North Beach


In a valley between Russian Hill and Telegraph Hill lies a part of San Francisco that cherishes its heritage. Although neighboring Chinatown has spread into many of its streets and alleys, North Beach keeps its roots as an old-time Italian neighborhood.

The Fior d’Italia Restaurant, founded in 1886, can show someone looking for a formal meal why it has survived so long. A seat at the counter of Golden Boy Pizza is for those with less time; a slice of the clam and garlic pizza is hearty enough for dinner.

Caffe Sport is a cellar where the service is as salty as the anchovies—and they’ll tell you what you’re having, not the other way around. This turns out to be a good thing, considering how fine the chefs are.

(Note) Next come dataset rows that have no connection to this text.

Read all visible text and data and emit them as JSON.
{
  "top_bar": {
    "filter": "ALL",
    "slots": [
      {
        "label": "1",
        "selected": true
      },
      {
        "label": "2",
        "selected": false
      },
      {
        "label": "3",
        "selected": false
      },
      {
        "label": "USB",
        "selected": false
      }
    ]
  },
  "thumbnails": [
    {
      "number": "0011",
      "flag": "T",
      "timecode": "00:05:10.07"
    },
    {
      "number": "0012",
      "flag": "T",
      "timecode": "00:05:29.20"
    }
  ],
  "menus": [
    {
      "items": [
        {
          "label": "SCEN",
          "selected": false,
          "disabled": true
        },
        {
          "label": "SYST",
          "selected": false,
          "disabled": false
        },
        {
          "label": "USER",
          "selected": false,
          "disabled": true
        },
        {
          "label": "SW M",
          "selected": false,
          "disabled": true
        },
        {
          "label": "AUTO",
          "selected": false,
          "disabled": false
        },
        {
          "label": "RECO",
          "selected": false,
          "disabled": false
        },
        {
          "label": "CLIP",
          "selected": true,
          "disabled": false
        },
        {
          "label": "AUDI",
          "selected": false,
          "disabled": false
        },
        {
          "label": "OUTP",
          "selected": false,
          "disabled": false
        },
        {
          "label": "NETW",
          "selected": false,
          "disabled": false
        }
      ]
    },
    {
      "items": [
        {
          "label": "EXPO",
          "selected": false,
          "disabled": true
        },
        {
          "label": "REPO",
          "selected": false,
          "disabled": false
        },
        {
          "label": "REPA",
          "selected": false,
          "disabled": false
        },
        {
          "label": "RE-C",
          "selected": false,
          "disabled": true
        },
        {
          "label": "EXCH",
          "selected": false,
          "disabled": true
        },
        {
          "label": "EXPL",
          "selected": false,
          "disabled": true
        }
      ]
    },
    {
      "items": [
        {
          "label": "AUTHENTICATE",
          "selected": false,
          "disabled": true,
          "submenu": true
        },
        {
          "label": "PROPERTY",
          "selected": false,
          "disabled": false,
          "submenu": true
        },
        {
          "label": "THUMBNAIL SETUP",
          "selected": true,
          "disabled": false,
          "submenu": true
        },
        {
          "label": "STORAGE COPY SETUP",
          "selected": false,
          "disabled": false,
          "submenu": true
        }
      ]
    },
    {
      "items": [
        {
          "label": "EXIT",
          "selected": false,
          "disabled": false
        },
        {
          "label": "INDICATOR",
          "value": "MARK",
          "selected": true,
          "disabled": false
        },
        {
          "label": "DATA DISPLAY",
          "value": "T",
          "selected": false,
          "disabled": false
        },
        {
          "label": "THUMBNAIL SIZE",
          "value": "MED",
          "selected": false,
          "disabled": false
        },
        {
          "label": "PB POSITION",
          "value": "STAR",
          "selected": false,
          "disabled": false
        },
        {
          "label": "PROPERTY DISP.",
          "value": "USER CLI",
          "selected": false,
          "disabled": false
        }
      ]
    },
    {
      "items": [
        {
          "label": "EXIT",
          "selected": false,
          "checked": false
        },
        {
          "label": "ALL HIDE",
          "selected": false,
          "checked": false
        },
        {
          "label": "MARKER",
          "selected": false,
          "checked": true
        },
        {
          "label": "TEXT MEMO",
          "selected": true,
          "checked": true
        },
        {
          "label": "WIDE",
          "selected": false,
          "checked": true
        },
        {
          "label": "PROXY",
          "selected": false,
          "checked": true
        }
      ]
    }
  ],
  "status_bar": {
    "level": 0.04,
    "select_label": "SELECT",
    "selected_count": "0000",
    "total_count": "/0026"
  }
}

And then there are the many in-between places: bistros, gelaterias and sidewalk cafes all along North Beach’s main street, Columbus Avenue.

Washington Square Park offers a window of greenery in this densely packed part of the world. The park faces a beautiful old church, Saints Peter and Paul, at 666 Filbert St., with twin bell towers and a Dante quote inscribed on the facade.

The intersection of Broadway and Columbus is the area’s crossroads. Nightclubs catering to single men and sailors light up the night on Broadway; it’s a sketchy strip that honors the spirit of the long-gone dangers of the Barbary Coast (though that older mariner’s downfall was actually located several blocks to the east of Columbus). The Condor Club, right at the intersection, has a bronze plaque honoring its contribution to the history of exotic dancing.

More literary history can be found at the internationally famous City Lights Bookstore, still independently owned after six decades. Refreshment awaits opposite at the funky Victorian Vesuvio Cafe. To get from one to the other, you cross an alley named after a favorite local figure who was often seen at either venue: On the Road’s author, Jack Kerouac.

Explore North Beach: Restaurants | Bars and Clubs | Real Estate